What is required:
Produce a faithful copy of every record below, without the pictures.

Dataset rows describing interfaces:
- - - - - - -

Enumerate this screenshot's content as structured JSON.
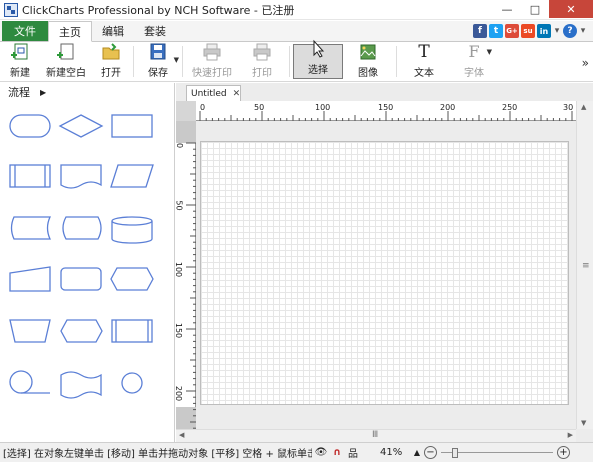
{
  "window": {
    "title": "ClickCharts Professional by NCH Software - 已注册",
    "controls": [
      "—",
      "□",
      "✕"
    ]
  },
  "ribbon": {
    "file_tab": "文件",
    "tabs": [
      "主页",
      "编辑",
      "套装"
    ],
    "active_tab": "主页",
    "social": [
      {
        "name": "facebook-icon",
        "glyph": "f",
        "color": "#3b5998"
      },
      {
        "name": "twitter-icon",
        "glyph": "t",
        "color": "#1da1f2"
      },
      {
        "name": "googleplus-icon",
        "glyph": "G+",
        "color": "#dd4b39"
      },
      {
        "name": "stumbleupon-icon",
        "glyph": "su",
        "color": "#eb4924"
      },
      {
        "name": "linkedin-icon",
        "glyph": "in",
        "color": "#0077b5"
      }
    ],
    "help": "?"
  },
  "toolbar": {
    "new": "新建",
    "new_blank": "新建空白",
    "open": "打开",
    "save": "保存",
    "quick_print": "快速打印",
    "print": "打印",
    "select": "选择",
    "image": "图像",
    "text": "文本",
    "font": "字体",
    "more": "»"
  },
  "library": {
    "category": "流程"
  },
  "document": {
    "tab_name": "Untitled",
    "ruler_x": [
      "0",
      "50",
      "100",
      "150",
      "200",
      "250",
      "30"
    ],
    "ruler_y": [
      "0",
      "50",
      "100",
      "150",
      "200"
    ],
    "accent": "#5b7fd6"
  },
  "status": {
    "text": "[选择] 在对象左键单击 [移动] 单击并拖动对象 [平移] 空格 + 鼠标单击并",
    "zoom": "41%",
    "zoom_level_percent": 41
  }
}
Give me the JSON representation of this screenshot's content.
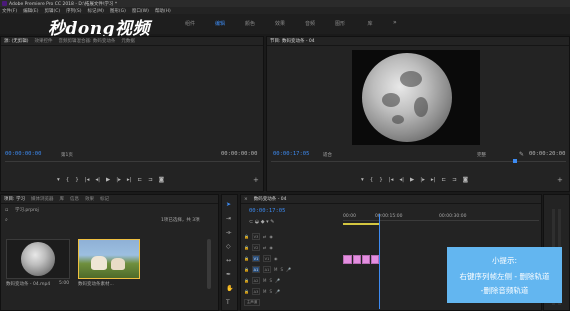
{
  "window": {
    "title": "Adobe Premiere Pro CC 2018 - D:\\拓展文件\\学习 *"
  },
  "menu": [
    "文件(F)",
    "编辑(E)",
    "剪辑(C)",
    "序列(S)",
    "标记(M)",
    "图形(G)",
    "窗口(W)",
    "帮助(H)"
  ],
  "watermark": "秒dong视频",
  "workspace_tabs": [
    "组件",
    "编辑",
    "颜色",
    "效果",
    "音频",
    "图形",
    "库"
  ],
  "workspace_more": "»",
  "source": {
    "tabs": [
      "源: (无剪辑)",
      "效果控件",
      "音频剪辑混合器: 数码变动条",
      "元数据"
    ],
    "timecode_left": "00:00:00:00",
    "page_label": "第1页",
    "timecode_right": "00:00:00:00"
  },
  "program": {
    "tab": "节目: 数码变动条 - 04",
    "timecode_left": "00:00:17:05",
    "fit": "适合",
    "quality": "完整",
    "timecode_right": "00:00:20:00"
  },
  "project": {
    "tabs": [
      "项目: 学习",
      "媒体浏览器",
      "库",
      "信息",
      "效果",
      "标记"
    ],
    "file": "学习.prproj",
    "count": "1项已选择，共 3项",
    "items": [
      {
        "label": "数码变动条 - 04.mp4",
        "duration": "5:00"
      },
      {
        "label": "数码变动条素材...",
        "duration": ""
      }
    ]
  },
  "timeline": {
    "tab": "数码变动条 - 04",
    "timecode": "00:00:17:05",
    "ruler": [
      "00:00",
      "00:00:15:00",
      "00:00:30:00"
    ],
    "tracks": [
      {
        "name": "V3",
        "row_label": ""
      },
      {
        "name": "V2",
        "row_label": ""
      },
      {
        "name": "V1",
        "row_label": "V1"
      },
      {
        "name": "A1",
        "row_label": "A1"
      },
      {
        "name": "A2",
        "row_label": ""
      },
      {
        "name": "A3",
        "row_label": ""
      },
      {
        "name": "主声道",
        "row_label": ""
      }
    ]
  },
  "hint": {
    "title": "小提示:",
    "line1": "右键序列帧左侧 - 删除轨道",
    "line2": "-删除音频轨道"
  },
  "colors": {
    "accent": "#3d8bf2",
    "clip": "#e48ee0",
    "hint_bg": "#63b6f0"
  }
}
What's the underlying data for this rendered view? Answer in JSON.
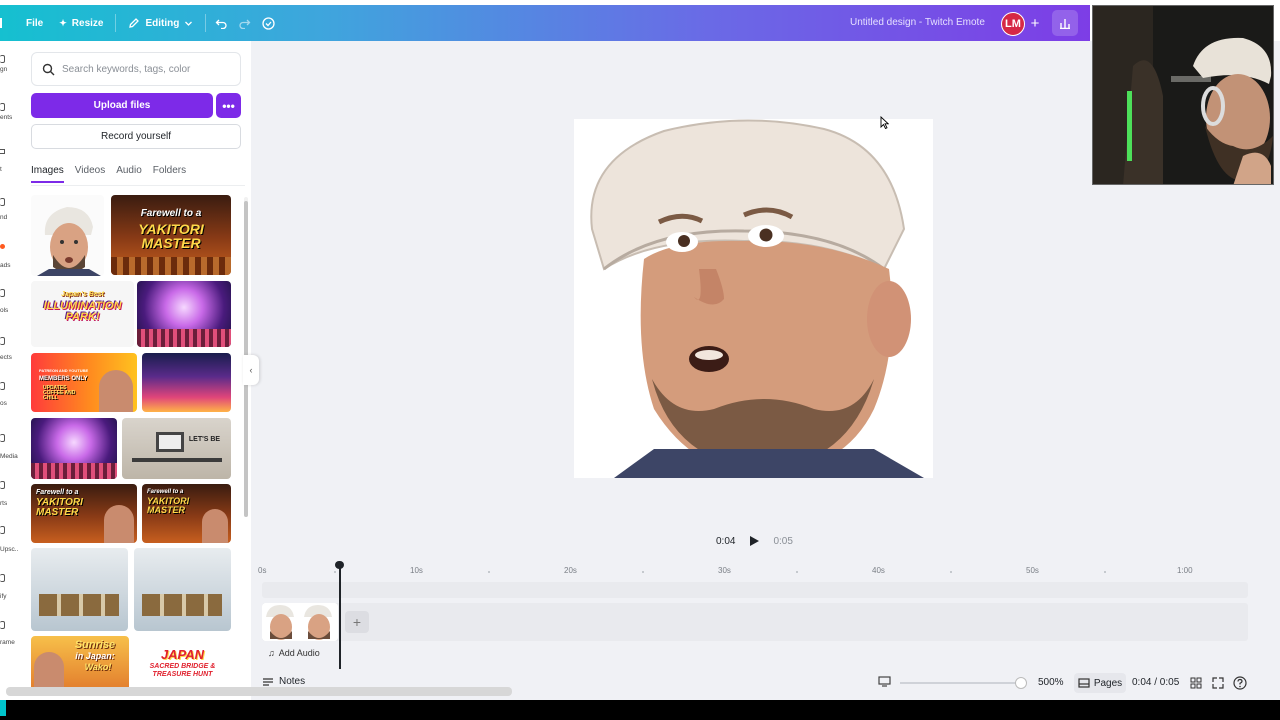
{
  "header": {
    "file_label": "File",
    "resize_label": "Resize",
    "editing_label": "Editing",
    "title": "Untitled design - Twitch Emote",
    "avatar_initials": "LM"
  },
  "rail": {
    "items": [
      "gn",
      "ents",
      "t",
      "nd",
      "ads",
      "ols",
      "ects",
      "os",
      "Media",
      "rts",
      "Upsc...",
      "ify",
      "rame"
    ]
  },
  "panel": {
    "search_placeholder": "Search keywords, tags, color",
    "upload_label": "Upload files",
    "record_label": "Record yourself",
    "tabs": [
      "Images",
      "Videos",
      "Audio",
      "Folders"
    ],
    "thumb_texts": {
      "yakitori_1": "Farewell to a",
      "yakitori_2": "YAKITORI MASTER",
      "illumination_1": "Japan's Best",
      "illumination_2": "ILLUMINATION PARK!",
      "members_1": "PATREON AND YOUTUBE",
      "members_2": "MEMBERS ONLY",
      "members_3": "UPDATES COFFEE AND CHILL",
      "lets_be": "LET'S BE",
      "sunrise_1": "Sunrise",
      "sunrise_2": "in Japan:",
      "sunrise_3": "Wako!",
      "japan_1": "JAPAN",
      "japan_2": "SACRED BRIDGE &",
      "japan_3": "TREASURE HUNT"
    }
  },
  "player": {
    "current_time": "0:04",
    "total_time": "0:05"
  },
  "timeline": {
    "ticks": [
      "0s",
      "10s",
      "20s",
      "30s",
      "40s",
      "50s",
      "1:00"
    ],
    "add_audio_label": "Add Audio"
  },
  "footer": {
    "notes_label": "Notes",
    "zoom": "500%",
    "pages_label": "Pages",
    "page_time": "0:04 / 0:05"
  },
  "colors": {
    "accent": "#7d2ae8",
    "header_start": "#15c0d0",
    "header_end": "#7d3de6",
    "avatar": "#d62846"
  }
}
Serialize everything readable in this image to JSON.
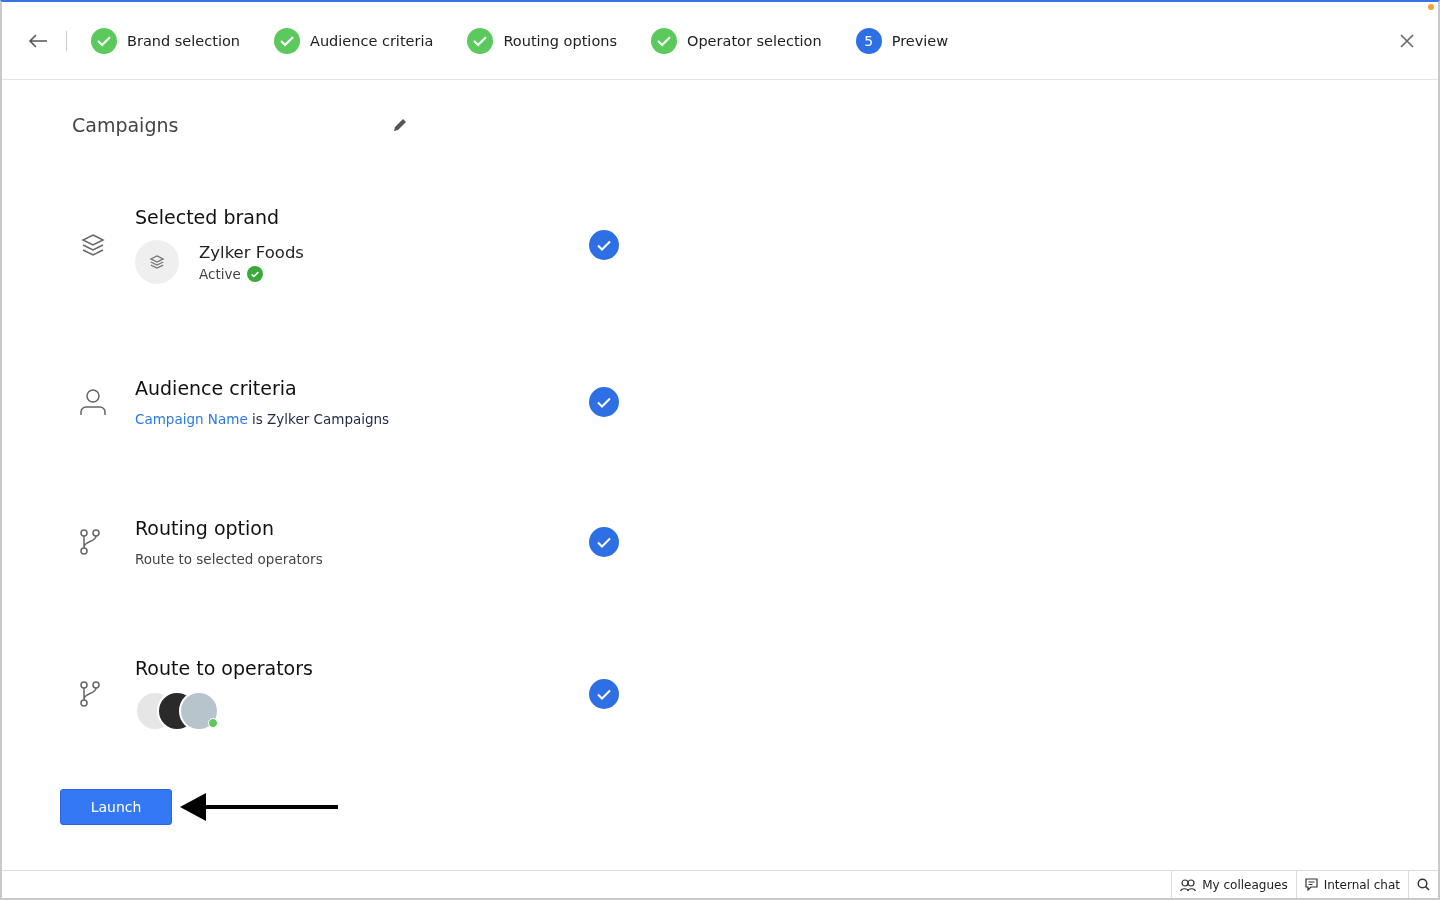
{
  "steps": [
    {
      "label": "Brand selection",
      "completed": true
    },
    {
      "label": "Audience criteria",
      "completed": true
    },
    {
      "label": "Routing options",
      "completed": true
    },
    {
      "label": "Operator selection",
      "completed": true
    },
    {
      "label": "Preview",
      "completed": false,
      "number": "5"
    }
  ],
  "title": "Campaigns",
  "sections": [
    {
      "kind": "brand",
      "heading": "Selected brand",
      "checked": true,
      "brand": {
        "name": "Zylker Foods",
        "status": "Active",
        "active": true
      }
    },
    {
      "kind": "criteria",
      "heading": "Audience criteria",
      "checked": true,
      "field": "Campaign Name",
      "rest": "is Zylker Campaigns"
    },
    {
      "kind": "text",
      "heading": "Routing option",
      "checked": true,
      "text": "Route to selected operators"
    },
    {
      "kind": "operators",
      "heading": "Route to operators",
      "checked": true,
      "operators": [
        {
          "online": false
        },
        {
          "online": false
        },
        {
          "online": true
        }
      ]
    }
  ],
  "launch": "Launch",
  "status_bar": {
    "items": [
      {
        "kind": "colleagues",
        "label": "My colleagues"
      },
      {
        "kind": "chat",
        "label": "Internal chat"
      },
      {
        "kind": "search"
      }
    ]
  }
}
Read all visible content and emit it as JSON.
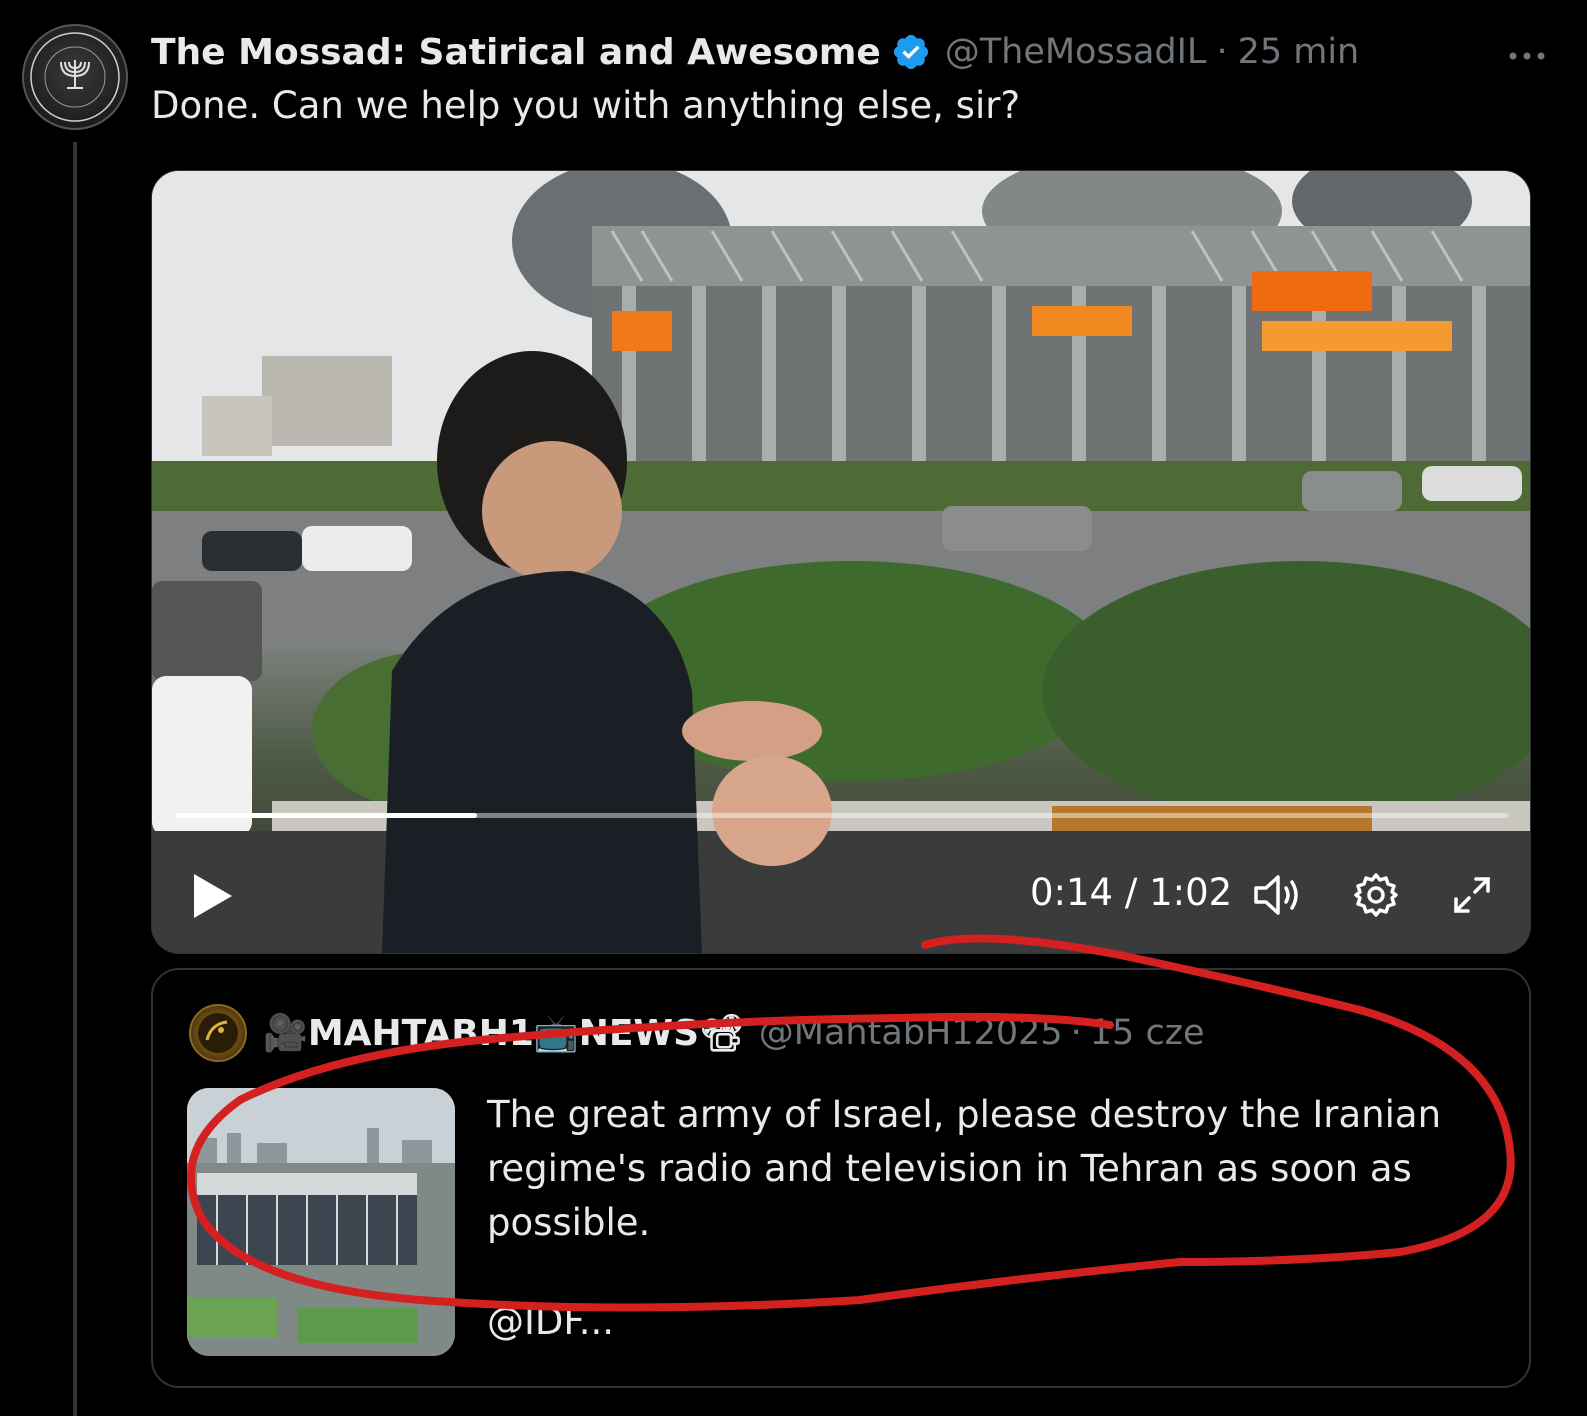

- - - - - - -

Answer for this exercise:
Enumerate this screenshot's content as structured JSON.
{
  "window": {
    "title": "ClickCharts Professional by NCH Software - 已注册",
    "controls": [
      "—",
      "□",
      "✕"
    ]
  },
  "ribbon": {
    "file_tab": "文件",
    "tabs": [
      "主页",
      "编辑",
      "套装"
    ],
    "active_tab": "主页",
    "social": [
      {
        "name": "facebook-icon",
        "glyph": "f",
        "color": "#3b5998"
      },
      {
        "name": "twitter-icon",
        "glyph": "t",
        "color": "#1da1f2"
      },
      {
        "name": "googleplus-icon",
        "glyph": "G+",
        "color": "#dd4b39"
      },
      {
        "name": "stumbleupon-icon",
        "glyph": "su",
        "color": "#eb4924"
      },
      {
        "name": "linkedin-icon",
        "glyph": "in",
        "color": "#0077b5"
      }
    ],
    "help": "?"
  },
  "toolbar": {
    "new": "新建",
    "new_blank": "新建空白",
    "open": "打开",
    "save": "保存",
    "quick_print": "快速打印",
    "print": "打印",
    "select": "选择",
    "image": "图像",
    "text": "文本",
    "font": "字体",
    "more": "»"
  },
  "library": {
    "category": "流程"
  },
  "document": {
    "tab_name": "Untitled",
    "ruler_x": [
      "0",
      "50",
      "100",
      "150",
      "200",
      "250",
      "30"
    ],
    "ruler_y": [
      "0",
      "50",
      "100",
      "150",
      "200"
    ],
    "accent": "#5b7fd6"
  },
  "status": {
    "text": "[选择] 在对象左键单击 [移动] 单击并拖动对象 [平移] 空格 + 鼠标单击并",
    "zoom": "41%",
    "zoom_level_percent": 41
  }
}
Give me the JSON representation of this screenshot's content.
{
  "window": {
    "title": "Adobe Premiere Pro CC 2018 - D:\\拓展文件\\学习 *"
  },
  "menu": [
    "文件(F)",
    "编辑(E)",
    "剪辑(C)",
    "序列(S)",
    "标记(M)",
    "图形(G)",
    "窗口(W)",
    "帮助(H)"
  ],
  "watermark": "秒dong视频",
  "workspace_tabs": [
    "组件",
    "编辑",
    "颜色",
    "效果",
    "音频",
    "图形",
    "库"
  ],
  "workspace_more": "»",
  "source": {
    "tabs": [
      "源: (无剪辑)",
      "效果控件",
      "音频剪辑混合器: 数码变动条",
      "元数据"
    ],
    "timecode_left": "00:00:00:00",
    "page_label": "第1页",
    "timecode_right": "00:00:00:00"
  },
  "program": {
    "tab": "节目: 数码变动条 - 04",
    "timecode_left": "00:00:17:05",
    "fit": "适合",
    "quality": "完整",
    "timecode_right": "00:00:20:00"
  },
  "project": {
    "tabs": [
      "项目: 学习",
      "媒体浏览器",
      "库",
      "信息",
      "效果",
      "标记"
    ],
    "file": "学习.prproj",
    "count": "1项已选择，共 3项",
    "items": [
      {
        "label": "数码变动条 - 04.mp4",
        "duration": "5:00"
      },
      {
        "label": "数码变动条素材...",
        "duration": ""
      }
    ]
  },
  "timeline": {
    "tab": "数码变动条 - 04",
    "timecode": "00:00:17:05",
    "ruler": [
      "00:00",
      "00:00:15:00",
      "00:00:30:00"
    ],
    "tracks": [
      {
        "name": "V3",
        "row_label": ""
      },
      {
        "name": "V2",
        "row_label": ""
      },
      {
        "name": "V1",
        "row_label": "V1"
      },
      {
        "name": "A1",
        "row_label": "A1"
      },
      {
        "name": "A2",
        "row_label": ""
      },
      {
        "name": "A3",
        "row_label": ""
      },
      {
        "name": "主声道",
        "row_label": ""
      }
    ]
  },
  "hint": {
    "title": "小提示:",
    "line1": "右键序列帧左侧 - 删除轨道",
    "line2": "-删除音频轨道"
  },
  "colors": {
    "accent": "#3d8bf2",
    "clip": "#e48ee0",
    "hint_bg": "#63b6f0"
  }
}
What's the underlying data for this rendered view? Answer in JSON.
{
  "header": {
    "file_label": "File",
    "resize_label": "Resize",
    "editing_label": "Editing",
    "title": "Untitled design - Twitch Emote",
    "avatar_initials": "LM"
  },
  "rail": {
    "items": [
      "gn",
      "ents",
      "t",
      "nd",
      "ads",
      "ols",
      "ects",
      "os",
      "Media",
      "rts",
      "Upsc...",
      "ify",
      "rame"
    ]
  },
  "panel": {
    "search_placeholder": "Search keywords, tags, color",
    "upload_label": "Upload files",
    "record_label": "Record yourself",
    "tabs": [
      "Images",
      "Videos",
      "Audio",
      "Folders"
    ],
    "thumb_texts": {
      "yakitori_1": "Farewell to a",
      "yakitori_2": "YAKITORI MASTER",
      "illumination_1": "Japan's Best",
      "illumination_2": "ILLUMINATION PARK!",
      "members_1": "PATREON AND YOUTUBE",
      "members_2": "MEMBERS ONLY",
      "members_3": "UPDATES COFFEE AND CHILL",
      "lets_be": "LET'S BE",
      "sunrise_1": "Sunrise",
      "sunrise_2": "in Japan:",
      "sunrise_3": "Wako!",
      "japan_1": "JAPAN",
      "japan_2": "SACRED BRIDGE &",
      "japan_3": "TREASURE HUNT"
    }
  },
  "player": {
    "current_time": "0:04",
    "total_time": "0:05"
  },
  "timeline": {
    "ticks": [
      "0s",
      "10s",
      "20s",
      "30s",
      "40s",
      "50s",
      "1:00"
    ],
    "add_audio_label": "Add Audio"
  },
  "footer": {
    "notes_label": "Notes",
    "zoom": "500%",
    "pages_label": "Pages",
    "page_time": "0:04 / 0:05"
  },
  "colors": {
    "accent": "#7d2ae8",
    "header_start": "#15c0d0",
    "header_end": "#7d3de6",
    "avatar": "#d62846"
  }
}
Serialize everything readable in this image to JSON.
{
  "steps": [
    {
      "label": "Brand selection",
      "completed": true
    },
    {
      "label": "Audience criteria",
      "completed": true
    },
    {
      "label": "Routing options",
      "completed": true
    },
    {
      "label": "Operator selection",
      "completed": true
    },
    {
      "label": "Preview",
      "completed": false,
      "number": "5"
    }
  ],
  "title": "Campaigns",
  "sections": [
    {
      "kind": "brand",
      "heading": "Selected brand",
      "checked": true,
      "brand": {
        "name": "Zylker Foods",
        "status": "Active",
        "active": true
      }
    },
    {
      "kind": "criteria",
      "heading": "Audience criteria",
      "checked": true,
      "field": "Campaign Name",
      "rest": "is Zylker Campaigns"
    },
    {
      "kind": "text",
      "heading": "Routing option",
      "checked": true,
      "text": "Route to selected operators"
    },
    {
      "kind": "operators",
      "heading": "Route to operators",
      "checked": true,
      "operators": [
        {
          "online": false
        },
        {
          "online": false
        },
        {
          "online": true
        }
      ]
    }
  ],
  "launch": "Launch",
  "status_bar": {
    "items": [
      {
        "kind": "colleagues",
        "label": "My colleagues"
      },
      {
        "kind": "chat",
        "label": "Internal chat"
      },
      {
        "kind": "search"
      }
    ]
  }
}
Read all visible content and emit it as JSON.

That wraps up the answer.